History of the Cyanotype
The cyanotype is a perfect example of the impact of history on science. In 1842, Sir John Herschel discovered the cyanotype process in his research on the effects of light on iron compounds. The idea was that the cyanotype process would help reveal specific types of light that had been discovered by earlier scientists. In order to do this research, Herschel relied on the chemical process that had been invented by previous scientists, particularly Alfred Smee.
Herschel's process relied on painting paper with a photosensitive chemical. The chemical he created was composed with a mixture of Iron Tonic and Potassium Ferricyanide (along with a few other chemicals) to create a photosensitizer. The chemical was then painted on paper before being exposed to light. Once mixed together, painted, and exposed to light, it produced a particular blue shade on the print (depicted above). After the painted-on paper was exposed to light, it could simply be put in water to finish the process.* This was a significant change from the other, potentially more dangerous, processes.

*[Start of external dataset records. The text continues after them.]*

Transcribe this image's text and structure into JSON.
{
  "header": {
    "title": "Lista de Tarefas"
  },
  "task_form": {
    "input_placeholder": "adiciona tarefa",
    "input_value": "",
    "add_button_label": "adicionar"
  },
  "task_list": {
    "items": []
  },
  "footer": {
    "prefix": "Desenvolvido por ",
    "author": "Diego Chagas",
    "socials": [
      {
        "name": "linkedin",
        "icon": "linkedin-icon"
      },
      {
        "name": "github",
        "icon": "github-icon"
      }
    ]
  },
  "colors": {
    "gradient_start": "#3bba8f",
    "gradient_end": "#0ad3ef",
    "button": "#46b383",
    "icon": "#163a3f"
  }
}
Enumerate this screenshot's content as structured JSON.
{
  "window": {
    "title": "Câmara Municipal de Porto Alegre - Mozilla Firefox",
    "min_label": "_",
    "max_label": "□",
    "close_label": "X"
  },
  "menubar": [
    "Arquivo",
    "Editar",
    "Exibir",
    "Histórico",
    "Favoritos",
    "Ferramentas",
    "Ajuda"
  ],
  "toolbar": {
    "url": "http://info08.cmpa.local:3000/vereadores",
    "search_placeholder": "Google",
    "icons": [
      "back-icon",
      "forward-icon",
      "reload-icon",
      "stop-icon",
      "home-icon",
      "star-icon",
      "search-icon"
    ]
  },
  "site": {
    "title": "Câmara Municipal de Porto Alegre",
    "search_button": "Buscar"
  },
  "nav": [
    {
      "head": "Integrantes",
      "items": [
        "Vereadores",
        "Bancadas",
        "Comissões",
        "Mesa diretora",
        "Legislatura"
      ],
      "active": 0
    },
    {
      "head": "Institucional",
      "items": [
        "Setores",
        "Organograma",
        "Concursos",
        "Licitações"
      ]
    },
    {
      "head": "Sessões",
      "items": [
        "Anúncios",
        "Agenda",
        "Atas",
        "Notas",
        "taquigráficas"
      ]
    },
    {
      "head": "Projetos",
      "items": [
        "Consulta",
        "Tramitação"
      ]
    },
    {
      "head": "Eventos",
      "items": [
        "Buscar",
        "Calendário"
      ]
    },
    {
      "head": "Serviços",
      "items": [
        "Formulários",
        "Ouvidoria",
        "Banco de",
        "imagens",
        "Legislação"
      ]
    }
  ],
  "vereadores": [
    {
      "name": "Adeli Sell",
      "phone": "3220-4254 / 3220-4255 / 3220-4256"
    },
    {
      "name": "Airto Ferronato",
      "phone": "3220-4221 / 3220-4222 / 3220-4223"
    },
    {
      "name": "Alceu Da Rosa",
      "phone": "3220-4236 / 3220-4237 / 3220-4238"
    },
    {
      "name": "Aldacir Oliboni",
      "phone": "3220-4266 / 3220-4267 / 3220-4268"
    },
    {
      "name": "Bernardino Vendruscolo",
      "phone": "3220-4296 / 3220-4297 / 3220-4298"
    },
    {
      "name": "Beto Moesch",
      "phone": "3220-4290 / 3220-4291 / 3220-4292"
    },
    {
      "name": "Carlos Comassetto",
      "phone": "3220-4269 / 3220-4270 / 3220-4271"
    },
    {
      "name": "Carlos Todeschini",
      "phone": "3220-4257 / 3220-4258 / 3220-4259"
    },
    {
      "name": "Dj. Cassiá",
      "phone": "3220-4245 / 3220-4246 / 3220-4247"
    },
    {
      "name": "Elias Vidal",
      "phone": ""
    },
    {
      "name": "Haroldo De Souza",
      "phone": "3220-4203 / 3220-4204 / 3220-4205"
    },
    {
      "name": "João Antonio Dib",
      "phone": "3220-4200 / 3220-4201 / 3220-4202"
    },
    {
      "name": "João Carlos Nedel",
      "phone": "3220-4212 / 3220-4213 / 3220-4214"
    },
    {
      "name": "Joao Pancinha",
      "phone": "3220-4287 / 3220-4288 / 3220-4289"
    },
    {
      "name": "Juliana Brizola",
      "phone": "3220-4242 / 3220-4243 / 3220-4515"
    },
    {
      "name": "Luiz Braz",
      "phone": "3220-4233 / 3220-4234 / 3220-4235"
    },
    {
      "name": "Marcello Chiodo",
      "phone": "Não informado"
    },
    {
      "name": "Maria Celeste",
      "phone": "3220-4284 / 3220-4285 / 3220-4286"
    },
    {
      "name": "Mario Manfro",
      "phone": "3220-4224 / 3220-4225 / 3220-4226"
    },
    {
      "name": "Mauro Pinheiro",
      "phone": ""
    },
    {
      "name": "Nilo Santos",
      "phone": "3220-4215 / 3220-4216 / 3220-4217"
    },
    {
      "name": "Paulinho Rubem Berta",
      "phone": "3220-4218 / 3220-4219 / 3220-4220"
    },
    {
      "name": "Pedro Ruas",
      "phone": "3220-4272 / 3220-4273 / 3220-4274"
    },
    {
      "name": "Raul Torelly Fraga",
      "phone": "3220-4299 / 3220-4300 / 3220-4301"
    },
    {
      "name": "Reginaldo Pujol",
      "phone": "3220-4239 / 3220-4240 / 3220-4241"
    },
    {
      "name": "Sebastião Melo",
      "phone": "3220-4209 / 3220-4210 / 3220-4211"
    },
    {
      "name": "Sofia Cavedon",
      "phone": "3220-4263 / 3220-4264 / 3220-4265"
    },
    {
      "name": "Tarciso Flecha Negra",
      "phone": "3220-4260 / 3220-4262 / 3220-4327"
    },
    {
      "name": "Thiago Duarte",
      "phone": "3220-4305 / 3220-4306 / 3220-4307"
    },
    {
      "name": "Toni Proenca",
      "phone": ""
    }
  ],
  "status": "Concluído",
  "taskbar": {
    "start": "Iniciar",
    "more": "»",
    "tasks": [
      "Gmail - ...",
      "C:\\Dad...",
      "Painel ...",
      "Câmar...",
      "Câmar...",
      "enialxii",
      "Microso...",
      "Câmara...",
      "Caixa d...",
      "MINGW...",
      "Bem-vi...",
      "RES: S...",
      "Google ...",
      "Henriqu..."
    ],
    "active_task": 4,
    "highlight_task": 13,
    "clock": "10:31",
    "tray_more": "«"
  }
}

This process was unusually easy when compared to similar processes at the time. This made it much more efficient to produce photos that could be put on paper and shared relatively easily. Most notably Anna Atkins and Anne Dixon used the cyanotype process to hand print several books on various plant specimens, all photographed using the cyanotype process. This made them, in short, the first photographic books. Better yet, the first science textbooks with photos!
Atkins and Dixon weren't the only people to put photographs on, at the time, unusual surfaces. Another person, John Mercer, put photographs onto textiles using the cyanotype process. Whats more, he even managed to figure out a way to change the tint from blue to other colors!
Despite the rather significant (and accidental) impact of his process, Herschel did not patent his process. Instead, another chemist published the process more prominently on his book describing various photographic processes including ferrotypes, daguerrotypes, and thermography. This manual, published in 1843, became extremely popular (for the time) and ended up being translated into German and Dutch about a year later.
After the book was published this new process became more public; particulary once it started being used by famous photographers like William Henry Fox Talbot and Henry Bosse. In fact, cyanotypes started being used commercially for technical purposes in 1872. Because of the accessiblity of the process, it could be used to create folk art, like early family portraits. Earlier processes could produce portraits (as many can find in history books), but the subjects would need to stay in frames for much longer. In the earliest days they had to be there for hours! That's probably why people don't look too happy.
The cyanotype process began to be marketed and used as a way of quickly reproducing images. In fact, it was so easy that it was used as a process for creating and reprinting images all the way until the 1940's. Because of how easy it was to reproduce images and diagrams among professionals architects would use it to print out plans for buildings. This is why architectural plans are called blueprints! Pretty cool huh?
I hope you enjoyed this post! See you next time!
*Herschel's process did have one small drawback though. His earliest version could only produce negatives. Much like the one depicted in the beginning of this article. He would later go on to successfully create a process that could be used to produce positive images. This process was later streamlined and improved by Henri Pellet.